Extracted records below:

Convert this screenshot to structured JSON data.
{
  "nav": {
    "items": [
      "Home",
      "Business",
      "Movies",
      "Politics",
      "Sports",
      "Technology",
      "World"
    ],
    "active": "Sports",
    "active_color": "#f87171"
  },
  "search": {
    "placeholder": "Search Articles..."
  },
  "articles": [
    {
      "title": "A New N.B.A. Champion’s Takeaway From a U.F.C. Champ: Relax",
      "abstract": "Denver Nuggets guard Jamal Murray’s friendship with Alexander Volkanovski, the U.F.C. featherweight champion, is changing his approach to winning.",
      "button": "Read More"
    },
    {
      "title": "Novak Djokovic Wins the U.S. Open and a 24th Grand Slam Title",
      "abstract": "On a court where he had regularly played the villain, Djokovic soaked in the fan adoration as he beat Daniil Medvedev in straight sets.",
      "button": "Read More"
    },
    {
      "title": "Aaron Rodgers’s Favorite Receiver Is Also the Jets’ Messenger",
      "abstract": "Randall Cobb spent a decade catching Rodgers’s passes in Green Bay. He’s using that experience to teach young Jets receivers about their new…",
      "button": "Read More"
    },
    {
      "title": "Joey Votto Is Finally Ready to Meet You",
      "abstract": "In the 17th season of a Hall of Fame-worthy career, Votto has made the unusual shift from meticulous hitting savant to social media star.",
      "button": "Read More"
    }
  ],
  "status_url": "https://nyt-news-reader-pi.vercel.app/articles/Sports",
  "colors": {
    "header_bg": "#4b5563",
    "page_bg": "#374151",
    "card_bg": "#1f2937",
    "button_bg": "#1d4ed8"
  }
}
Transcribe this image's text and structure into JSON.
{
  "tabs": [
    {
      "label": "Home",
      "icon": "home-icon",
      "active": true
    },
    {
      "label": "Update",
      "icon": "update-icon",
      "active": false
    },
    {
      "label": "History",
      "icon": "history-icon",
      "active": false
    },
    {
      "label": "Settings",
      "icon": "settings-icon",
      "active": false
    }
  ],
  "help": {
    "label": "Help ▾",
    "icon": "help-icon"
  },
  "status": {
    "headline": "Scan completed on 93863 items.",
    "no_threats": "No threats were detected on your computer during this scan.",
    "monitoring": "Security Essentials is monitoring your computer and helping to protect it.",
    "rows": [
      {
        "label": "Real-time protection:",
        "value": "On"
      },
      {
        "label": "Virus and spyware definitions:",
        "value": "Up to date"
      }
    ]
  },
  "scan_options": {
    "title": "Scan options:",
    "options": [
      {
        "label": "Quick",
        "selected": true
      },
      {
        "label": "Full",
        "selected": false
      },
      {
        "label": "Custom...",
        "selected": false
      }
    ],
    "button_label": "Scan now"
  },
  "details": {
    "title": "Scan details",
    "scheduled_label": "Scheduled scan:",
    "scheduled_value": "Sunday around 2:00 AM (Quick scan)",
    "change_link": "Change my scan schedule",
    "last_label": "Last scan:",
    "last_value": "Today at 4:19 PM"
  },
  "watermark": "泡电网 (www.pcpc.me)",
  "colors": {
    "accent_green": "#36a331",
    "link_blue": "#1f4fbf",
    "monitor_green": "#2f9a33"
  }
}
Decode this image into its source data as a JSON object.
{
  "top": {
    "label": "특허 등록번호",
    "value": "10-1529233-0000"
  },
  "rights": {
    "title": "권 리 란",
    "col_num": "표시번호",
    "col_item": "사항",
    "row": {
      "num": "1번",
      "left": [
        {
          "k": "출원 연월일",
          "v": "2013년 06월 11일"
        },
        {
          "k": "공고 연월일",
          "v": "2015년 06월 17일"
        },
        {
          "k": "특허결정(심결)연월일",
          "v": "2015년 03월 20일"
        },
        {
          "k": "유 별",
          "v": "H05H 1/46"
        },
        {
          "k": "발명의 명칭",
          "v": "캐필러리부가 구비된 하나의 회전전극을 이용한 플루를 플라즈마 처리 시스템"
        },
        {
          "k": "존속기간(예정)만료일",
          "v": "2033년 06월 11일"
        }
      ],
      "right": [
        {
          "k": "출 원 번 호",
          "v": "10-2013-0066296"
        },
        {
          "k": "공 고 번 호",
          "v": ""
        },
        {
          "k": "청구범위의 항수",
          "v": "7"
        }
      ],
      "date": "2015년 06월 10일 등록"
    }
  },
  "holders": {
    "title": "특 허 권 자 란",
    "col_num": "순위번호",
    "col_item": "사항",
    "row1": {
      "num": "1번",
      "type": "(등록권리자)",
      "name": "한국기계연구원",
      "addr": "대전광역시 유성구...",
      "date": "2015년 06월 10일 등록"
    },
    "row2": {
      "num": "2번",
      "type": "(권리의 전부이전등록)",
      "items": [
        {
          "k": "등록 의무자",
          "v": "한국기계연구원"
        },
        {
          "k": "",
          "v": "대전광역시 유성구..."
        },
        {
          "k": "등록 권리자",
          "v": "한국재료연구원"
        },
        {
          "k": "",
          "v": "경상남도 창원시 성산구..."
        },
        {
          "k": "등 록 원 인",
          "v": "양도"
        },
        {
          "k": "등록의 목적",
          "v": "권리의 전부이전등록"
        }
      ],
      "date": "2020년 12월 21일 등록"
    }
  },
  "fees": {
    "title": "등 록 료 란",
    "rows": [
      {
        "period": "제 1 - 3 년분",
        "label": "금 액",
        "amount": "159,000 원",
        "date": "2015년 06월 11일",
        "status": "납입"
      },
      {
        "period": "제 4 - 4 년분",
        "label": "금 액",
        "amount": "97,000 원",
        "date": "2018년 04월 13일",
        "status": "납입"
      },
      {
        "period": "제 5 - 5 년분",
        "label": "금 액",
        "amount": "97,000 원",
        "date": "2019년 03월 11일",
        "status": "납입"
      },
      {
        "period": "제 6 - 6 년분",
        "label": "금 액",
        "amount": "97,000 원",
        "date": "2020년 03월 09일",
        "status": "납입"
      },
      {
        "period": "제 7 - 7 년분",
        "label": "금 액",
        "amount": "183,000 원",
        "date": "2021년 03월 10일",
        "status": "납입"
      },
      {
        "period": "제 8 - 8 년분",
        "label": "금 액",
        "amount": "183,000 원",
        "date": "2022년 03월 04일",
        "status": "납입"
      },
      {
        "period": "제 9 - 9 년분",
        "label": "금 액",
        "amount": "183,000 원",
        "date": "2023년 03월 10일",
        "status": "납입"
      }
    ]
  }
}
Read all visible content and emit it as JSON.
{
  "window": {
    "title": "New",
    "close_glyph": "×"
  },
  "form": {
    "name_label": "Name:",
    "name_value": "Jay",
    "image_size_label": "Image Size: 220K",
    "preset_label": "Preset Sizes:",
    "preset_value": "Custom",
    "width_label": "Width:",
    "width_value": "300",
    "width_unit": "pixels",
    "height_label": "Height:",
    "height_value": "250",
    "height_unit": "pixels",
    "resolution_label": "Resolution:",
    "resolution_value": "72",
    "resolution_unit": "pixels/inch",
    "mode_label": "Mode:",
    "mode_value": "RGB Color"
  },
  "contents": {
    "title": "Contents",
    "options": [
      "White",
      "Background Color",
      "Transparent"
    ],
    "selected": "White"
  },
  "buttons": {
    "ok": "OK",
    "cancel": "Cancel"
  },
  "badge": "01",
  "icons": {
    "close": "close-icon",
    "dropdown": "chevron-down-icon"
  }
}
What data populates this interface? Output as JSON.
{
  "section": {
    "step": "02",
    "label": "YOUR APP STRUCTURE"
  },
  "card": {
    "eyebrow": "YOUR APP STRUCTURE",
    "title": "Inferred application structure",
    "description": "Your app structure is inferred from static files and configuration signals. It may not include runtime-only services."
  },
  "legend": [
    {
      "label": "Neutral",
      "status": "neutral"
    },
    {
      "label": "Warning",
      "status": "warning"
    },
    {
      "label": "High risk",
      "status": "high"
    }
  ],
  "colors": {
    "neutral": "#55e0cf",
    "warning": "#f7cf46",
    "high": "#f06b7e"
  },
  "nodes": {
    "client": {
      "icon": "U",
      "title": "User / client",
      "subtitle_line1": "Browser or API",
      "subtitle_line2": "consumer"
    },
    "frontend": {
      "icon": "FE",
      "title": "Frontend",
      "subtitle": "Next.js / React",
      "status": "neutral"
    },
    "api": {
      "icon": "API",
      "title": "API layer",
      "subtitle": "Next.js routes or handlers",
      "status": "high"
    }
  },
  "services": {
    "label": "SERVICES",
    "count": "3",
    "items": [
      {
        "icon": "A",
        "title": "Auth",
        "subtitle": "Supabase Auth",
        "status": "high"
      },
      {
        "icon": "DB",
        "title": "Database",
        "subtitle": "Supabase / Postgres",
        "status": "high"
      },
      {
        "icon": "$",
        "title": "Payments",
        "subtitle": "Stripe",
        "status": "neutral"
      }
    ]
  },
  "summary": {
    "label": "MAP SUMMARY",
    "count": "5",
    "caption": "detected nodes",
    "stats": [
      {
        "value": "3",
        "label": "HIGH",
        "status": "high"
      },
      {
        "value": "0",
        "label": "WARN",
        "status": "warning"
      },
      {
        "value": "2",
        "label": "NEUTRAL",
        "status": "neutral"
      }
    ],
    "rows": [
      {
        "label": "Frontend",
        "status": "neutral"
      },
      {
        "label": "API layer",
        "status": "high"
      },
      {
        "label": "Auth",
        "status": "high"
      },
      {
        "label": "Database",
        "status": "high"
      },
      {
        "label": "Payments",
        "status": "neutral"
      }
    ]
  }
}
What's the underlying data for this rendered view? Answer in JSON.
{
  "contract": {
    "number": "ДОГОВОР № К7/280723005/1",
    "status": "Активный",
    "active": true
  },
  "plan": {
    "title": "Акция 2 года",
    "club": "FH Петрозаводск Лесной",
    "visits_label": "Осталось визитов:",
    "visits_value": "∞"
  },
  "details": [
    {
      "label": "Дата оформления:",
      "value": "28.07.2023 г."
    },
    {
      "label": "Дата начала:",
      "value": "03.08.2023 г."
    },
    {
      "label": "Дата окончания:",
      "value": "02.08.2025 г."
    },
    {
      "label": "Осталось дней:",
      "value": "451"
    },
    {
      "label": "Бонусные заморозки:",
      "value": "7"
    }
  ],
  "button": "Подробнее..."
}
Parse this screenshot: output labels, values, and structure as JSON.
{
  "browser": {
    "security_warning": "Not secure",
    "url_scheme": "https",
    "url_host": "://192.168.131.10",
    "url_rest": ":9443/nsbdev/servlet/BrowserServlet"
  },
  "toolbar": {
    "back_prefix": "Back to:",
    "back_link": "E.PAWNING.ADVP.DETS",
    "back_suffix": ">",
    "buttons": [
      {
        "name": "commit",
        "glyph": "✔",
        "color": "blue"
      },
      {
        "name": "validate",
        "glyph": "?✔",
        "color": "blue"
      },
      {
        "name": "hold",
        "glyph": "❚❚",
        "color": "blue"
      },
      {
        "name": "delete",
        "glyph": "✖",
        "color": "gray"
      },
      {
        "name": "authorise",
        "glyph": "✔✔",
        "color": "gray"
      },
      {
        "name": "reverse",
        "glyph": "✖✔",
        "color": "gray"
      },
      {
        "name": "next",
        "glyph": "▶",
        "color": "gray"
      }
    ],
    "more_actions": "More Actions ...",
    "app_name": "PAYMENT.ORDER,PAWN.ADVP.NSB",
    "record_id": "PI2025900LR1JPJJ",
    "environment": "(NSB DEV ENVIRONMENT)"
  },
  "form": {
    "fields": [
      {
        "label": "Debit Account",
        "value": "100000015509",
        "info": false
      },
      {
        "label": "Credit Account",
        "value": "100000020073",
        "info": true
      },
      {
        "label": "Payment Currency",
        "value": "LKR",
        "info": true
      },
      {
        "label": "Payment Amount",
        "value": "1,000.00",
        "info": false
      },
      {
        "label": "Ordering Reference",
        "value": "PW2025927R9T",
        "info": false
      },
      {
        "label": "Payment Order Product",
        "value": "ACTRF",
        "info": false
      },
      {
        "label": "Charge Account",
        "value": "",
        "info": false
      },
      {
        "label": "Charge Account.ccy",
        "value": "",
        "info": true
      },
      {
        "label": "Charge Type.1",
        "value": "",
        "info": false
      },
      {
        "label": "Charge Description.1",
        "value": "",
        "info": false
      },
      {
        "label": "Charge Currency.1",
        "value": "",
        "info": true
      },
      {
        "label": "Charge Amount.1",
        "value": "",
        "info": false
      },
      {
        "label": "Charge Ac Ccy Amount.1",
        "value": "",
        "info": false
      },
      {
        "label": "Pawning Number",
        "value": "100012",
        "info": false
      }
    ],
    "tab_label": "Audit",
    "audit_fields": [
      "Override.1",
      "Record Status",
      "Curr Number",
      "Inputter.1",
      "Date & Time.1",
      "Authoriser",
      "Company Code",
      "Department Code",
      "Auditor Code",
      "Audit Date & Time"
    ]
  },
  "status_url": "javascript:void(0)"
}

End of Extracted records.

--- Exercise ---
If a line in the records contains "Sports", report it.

--- Your response ---
      "Sports",
    "active": "Sports",
  "status_url": "https://nyt-news-reader-pi.vercel.app/articles/Sports",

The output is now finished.